Fieldwork by Mischa Berlinski: I had never heard of this writer before, but this, his debut novel, sounded intriguing. Set in Thailand, it promises 'Christian missionaries, mountain tribesmen, invisible demons and crazed anthropologists', and the opening is immediately engaging in a way that is somehow reminiscent of The Beach ('When he was a year out of Brown, my friend Josh O'Connor won a Thai beach vacation in a lottery in a bar. He spent two weeks on Ko Samui, decided that Thailand was home, and never left.')

The Novel in the Viola by Natasha Solomons: I picked this up for a bit of light reading and because it includes a lot of my favourite things in novels; country-houses, servants, abandoned villages, nostalgia, inter-war England. The first chapter seems to suggest it will be a good read.

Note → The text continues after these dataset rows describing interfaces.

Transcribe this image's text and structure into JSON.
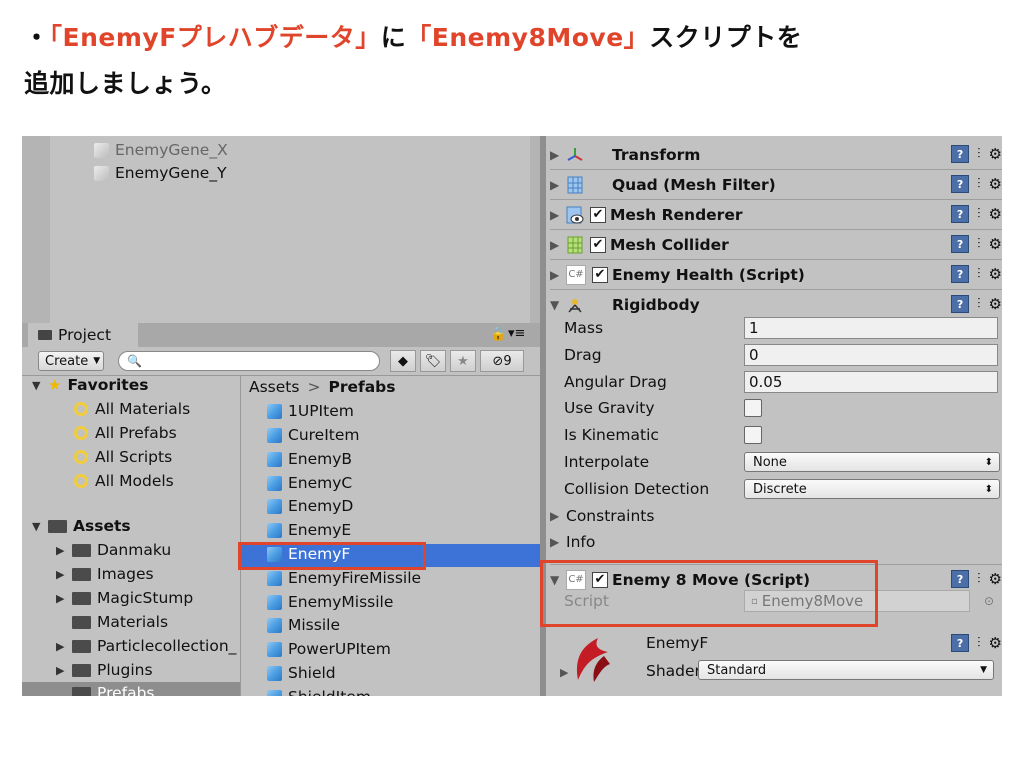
{
  "caption": {
    "bullet": "・",
    "quote1": "「EnemyFプレハブデータ」",
    "connector": "に",
    "quote2": "「Enemy8Move」",
    "rest": "スクリプトを",
    "line2": "追加しましょう。"
  },
  "hierarchy": {
    "items": [
      {
        "label": "EnemyGene_X"
      },
      {
        "label": "EnemyGene_Y"
      }
    ]
  },
  "project": {
    "tab_label": "Project",
    "create_label": "Create",
    "search_placeholder": "",
    "hidden_count": "9",
    "favorites": {
      "label": "Favorites",
      "items": [
        "All Materials",
        "All Prefabs",
        "All Scripts",
        "All Models"
      ]
    },
    "assets": {
      "label": "Assets",
      "folders": [
        "Danmaku",
        "Images",
        "MagicStump",
        "Materials",
        "Particlecollection_",
        "Plugins",
        "Prefabs"
      ]
    },
    "breadcrumb": {
      "root": "Assets",
      "current": "Prefabs"
    },
    "prefab_items": [
      "1UPItem",
      "CureItem",
      "EnemyB",
      "EnemyC",
      "EnemyD",
      "EnemyE",
      "EnemyF",
      "EnemyFireMissile",
      "EnemyMissile",
      "Missile",
      "PowerUPItem",
      "Shield",
      "ShieldItem"
    ],
    "selected_item": "EnemyF"
  },
  "inspector": {
    "components": [
      {
        "name": "Transform",
        "checkbox": false,
        "icon": "transform-icon"
      },
      {
        "name": "Quad (Mesh Filter)",
        "checkbox": false,
        "icon": "mesh-filter-icon"
      },
      {
        "name": "Mesh Renderer",
        "checkbox": true,
        "icon": "mesh-renderer-icon"
      },
      {
        "name": "Mesh Collider",
        "checkbox": true,
        "icon": "mesh-collider-icon"
      },
      {
        "name": "Enemy Health (Script)",
        "checkbox": true,
        "icon": "csharp-script-icon"
      }
    ],
    "rigidbody": {
      "name": "Rigidbody",
      "mass_label": "Mass",
      "mass": "1",
      "drag_label": "Drag",
      "drag": "0",
      "angular_drag_label": "Angular Drag",
      "angular_drag": "0.05",
      "use_gravity_label": "Use Gravity",
      "is_kinematic_label": "Is Kinematic",
      "interpolate_label": "Interpolate",
      "interpolate": "None",
      "collision_label": "Collision Detection",
      "collision": "Discrete",
      "constraints_label": "Constraints",
      "info_label": "Info"
    },
    "enemy8move": {
      "name": "Enemy 8 Move (Script)",
      "script_label": "Script",
      "script_value": "Enemy8Move"
    },
    "material": {
      "name": "EnemyF",
      "shader_label": "Shader",
      "shader_value": "Standard"
    }
  },
  "colors": {
    "highlight": "#e0452b",
    "selection": "#3d73d6",
    "panel": "#c2c2c2"
  }
}
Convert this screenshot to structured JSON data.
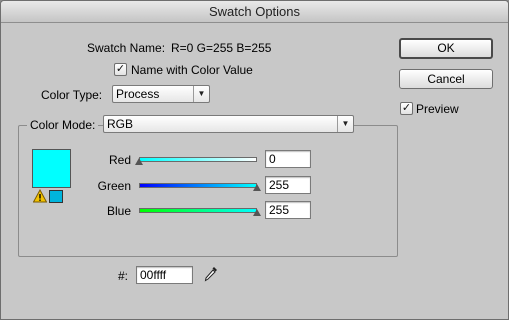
{
  "window": {
    "title": "Swatch Options"
  },
  "swatch_name": {
    "label": "Swatch Name:",
    "value": "R=0 G=255 B=255"
  },
  "name_with_value": {
    "label": "Name with Color Value",
    "checked": true,
    "mark": "✓"
  },
  "color_type": {
    "label": "Color Type:",
    "value": "Process"
  },
  "buttons": {
    "ok": "OK",
    "cancel": "Cancel"
  },
  "preview": {
    "label": "Preview",
    "checked": true,
    "mark": "✓"
  },
  "color_mode": {
    "label": "Color Mode:",
    "value": "RGB"
  },
  "swatch": {
    "color": "#00ffff",
    "web_safe_color": "#00b4dc"
  },
  "sliders": [
    {
      "label": "Red",
      "value": "0",
      "level": 0
    },
    {
      "label": "Green",
      "value": "255",
      "level": 1
    },
    {
      "label": "Blue",
      "value": "255",
      "level": 1
    }
  ],
  "hex": {
    "label": "#:",
    "value": "00ffff"
  },
  "icons": {
    "dropdown": "chevron-down-icon",
    "warning": "warning-icon",
    "eyedropper": "eyedropper-icon"
  }
}
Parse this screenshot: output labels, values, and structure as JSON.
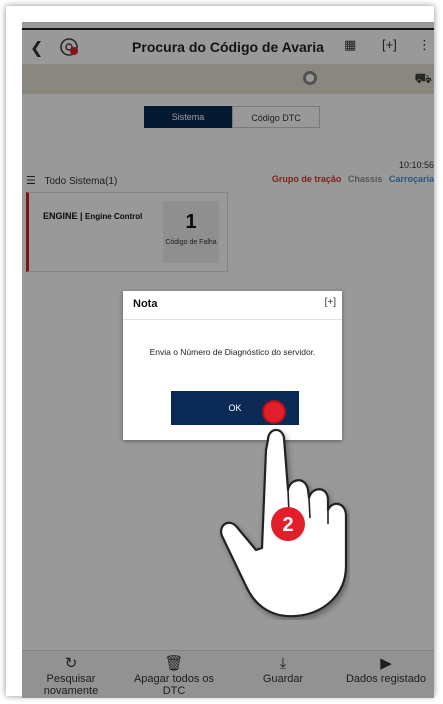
{
  "header": {
    "title": "Procura do Código de Avaria",
    "back_icon": "chevron-left-icon",
    "logo_icon": "diagnostic-logo-icon",
    "action_icons": [
      "dtc-icon",
      "expand-icon",
      "more-icon"
    ]
  },
  "tabs": [
    {
      "label": "Sistema",
      "active": true
    },
    {
      "label": "Código DTC",
      "active": false
    }
  ],
  "time": "10:10:56",
  "system_list": {
    "label": "Todo Sistema(1)"
  },
  "categories": [
    {
      "label": "Grupo de tração",
      "color": "#d03a2a"
    },
    {
      "label": "Chassis",
      "color": "#8f8f8f"
    },
    {
      "label": "Carroçaria",
      "color": "#4a8fd0"
    }
  ],
  "card": {
    "name": "ENGINE",
    "sub": "Engine Control",
    "count": "1",
    "count_label": "Código de Falha"
  },
  "dialog": {
    "title": "Nota",
    "message": "Envia o Número de Diagnóstico do servidor.",
    "ok": "OK"
  },
  "step_number": "2",
  "bottom": [
    {
      "label": "Pesquisar novamente",
      "icon": "refresh-icon"
    },
    {
      "label": "Apagar todos os DTC",
      "icon": "trash-icon"
    },
    {
      "label": "Guardar",
      "icon": "download-icon"
    },
    {
      "label": "Dados registado",
      "icon": "play-icon"
    }
  ],
  "colors": {
    "accent": "#0b2a55",
    "fault": "#d32020",
    "tap": "#e31e2b"
  }
}
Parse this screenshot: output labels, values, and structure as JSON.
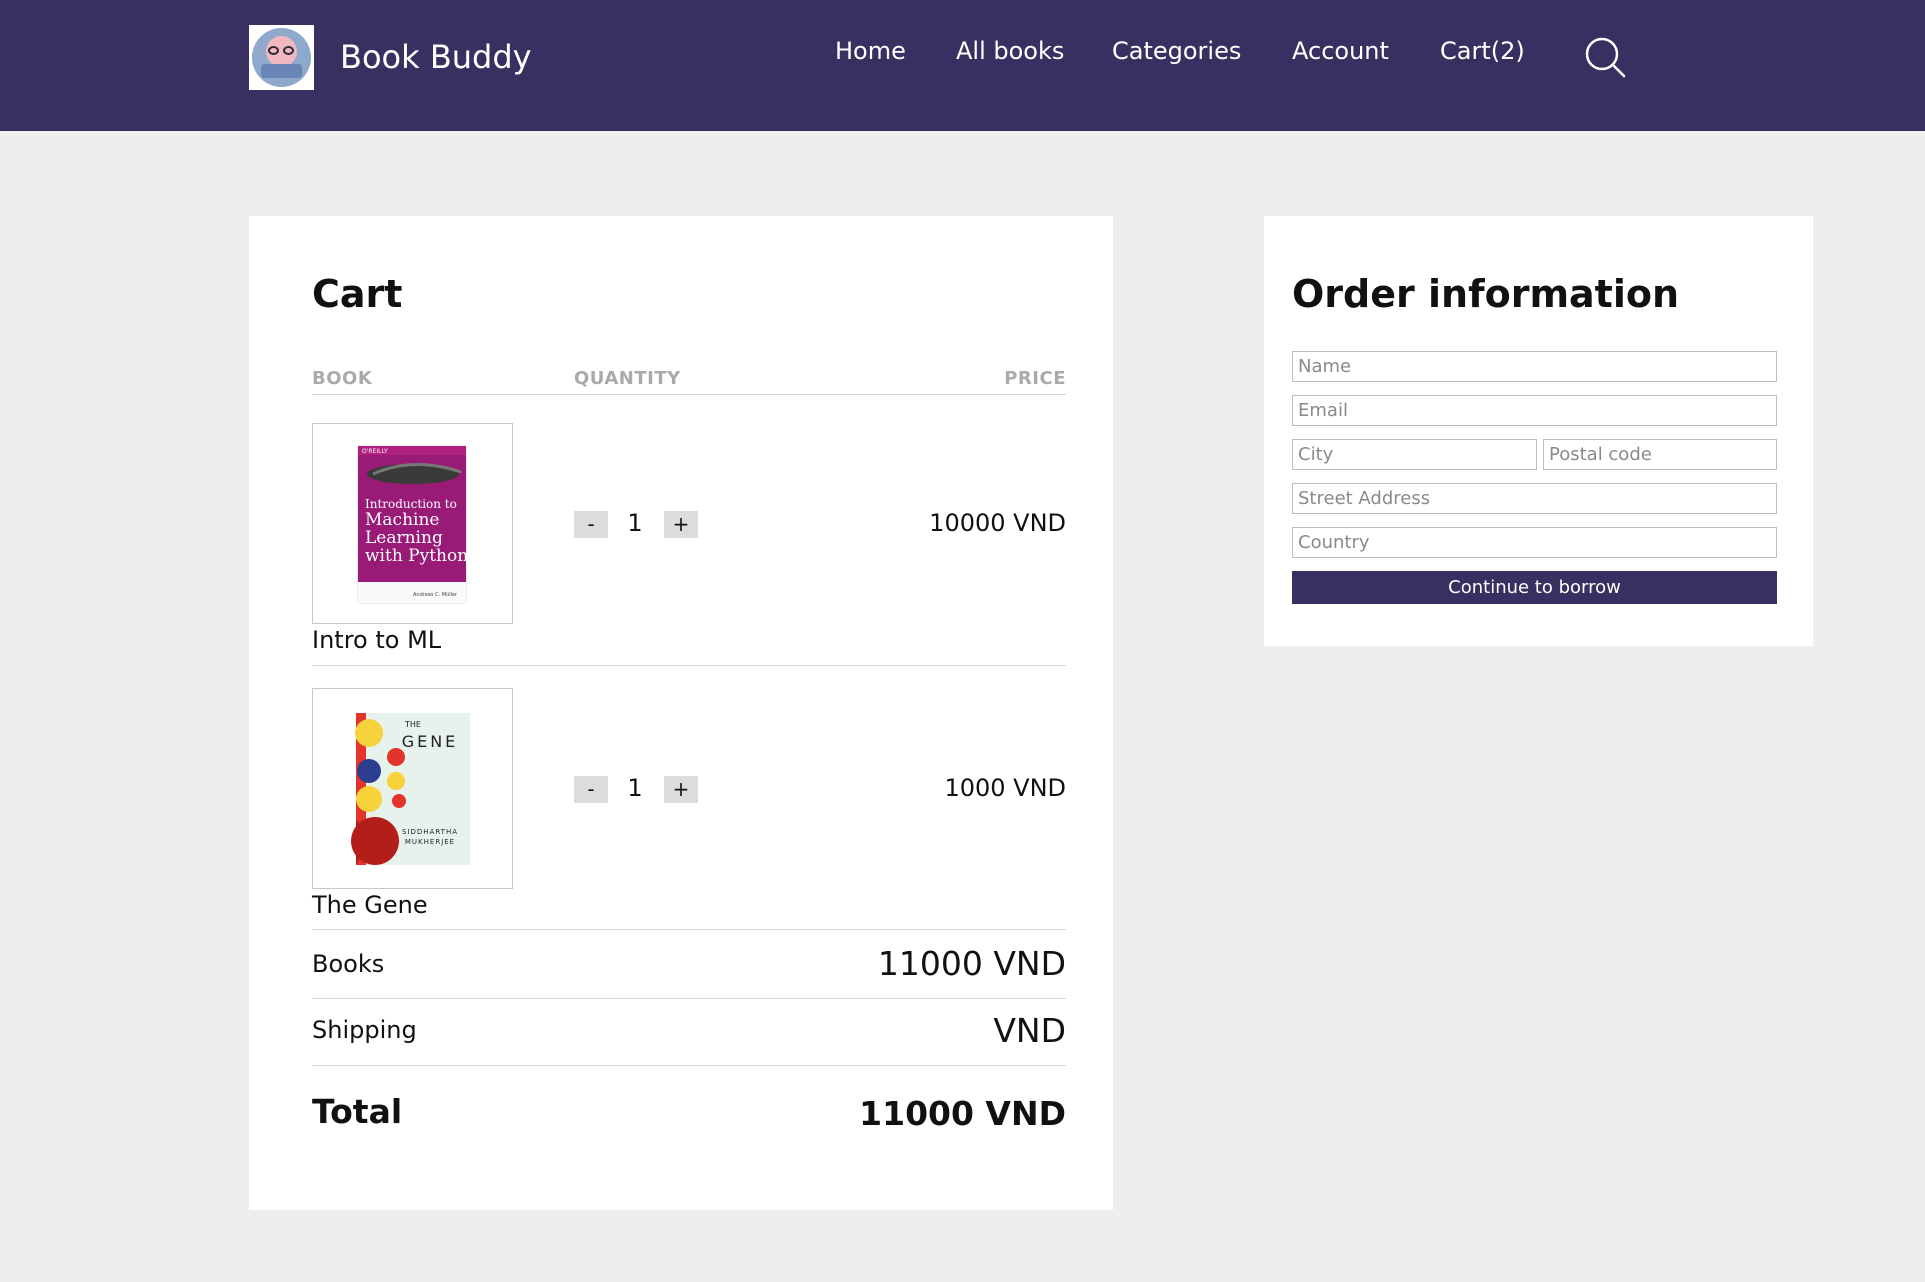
{
  "header": {
    "brand": "Book Buddy",
    "nav": [
      {
        "label": "Home"
      },
      {
        "label": "All books"
      },
      {
        "label": "Categories"
      },
      {
        "label": "Account"
      },
      {
        "label": "Cart(2)"
      }
    ],
    "search_icon": "search-icon",
    "bg_color": "#383060"
  },
  "cart": {
    "title": "Cart",
    "columns": {
      "book": "BOOK",
      "quantity": "QUANTITY",
      "price": "PRICE"
    },
    "items": [
      {
        "title": "Intro to ML",
        "quantity": "1",
        "price": "10000 VND",
        "decrement": "-",
        "increment": "+",
        "cover": {
          "text": "Introduction to Machine Learning with Python",
          "publisher": "O'REILLY",
          "color": "#9a1a78"
        }
      },
      {
        "title": "The Gene",
        "quantity": "1",
        "price": "1000 VND",
        "decrement": "-",
        "increment": "+",
        "cover": {
          "top": "THE",
          "title": "GENE",
          "author": "SIDDHARTHA MUKHERJEE"
        }
      }
    ],
    "summary": {
      "books_label": "Books",
      "books_value": "11000 VND",
      "shipping_label": "Shipping",
      "shipping_value": "VND",
      "total_label": "Total",
      "total_value": "11000 VND"
    }
  },
  "order": {
    "title": "Order information",
    "fields": {
      "name": "Name",
      "email": "Email",
      "city": "City",
      "postal": "Postal code",
      "street": "Street Address",
      "country": "Country"
    },
    "submit": "Continue to borrow"
  }
}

The Andes and the Amazon by C. Reginald Enock: First published in 1907, I bought this to help in my research for the novel I'm writing at the moment, which is partly set in Ecuador and Peru in the 1890s. I think it's difficult to grasp how little Europeans knew about South America in those days - Macchu Picchu, for example, was not discovered until 1911, and I've read another travel guide deploring the fact that so few travellers visit Cuzco - and I'm hoping this will help me to understand a Victorian/Edwardian traveller's perspective.

Truth and Beauty by Ann Patchett: I've been steadily reading through Patchett's novels - but I thought I'd take a break to try her memoir of her friendship with Lucy Grealy. Female friendship is a subject often neglected by both fiction and fact, so I'm interested to see if she illuminates her subject as she does her characters in her novels.

Antarctic World by John Euller: Published in 1960 and therefore probably a bit old-fashioned, this gives a potted history of Antarctic exploration, climate, and science. I have a long-running interest in mountain climbing and polar exploration (despite never having attempted either myself) and I thought this might be a charmingly dated way to read more about the subject.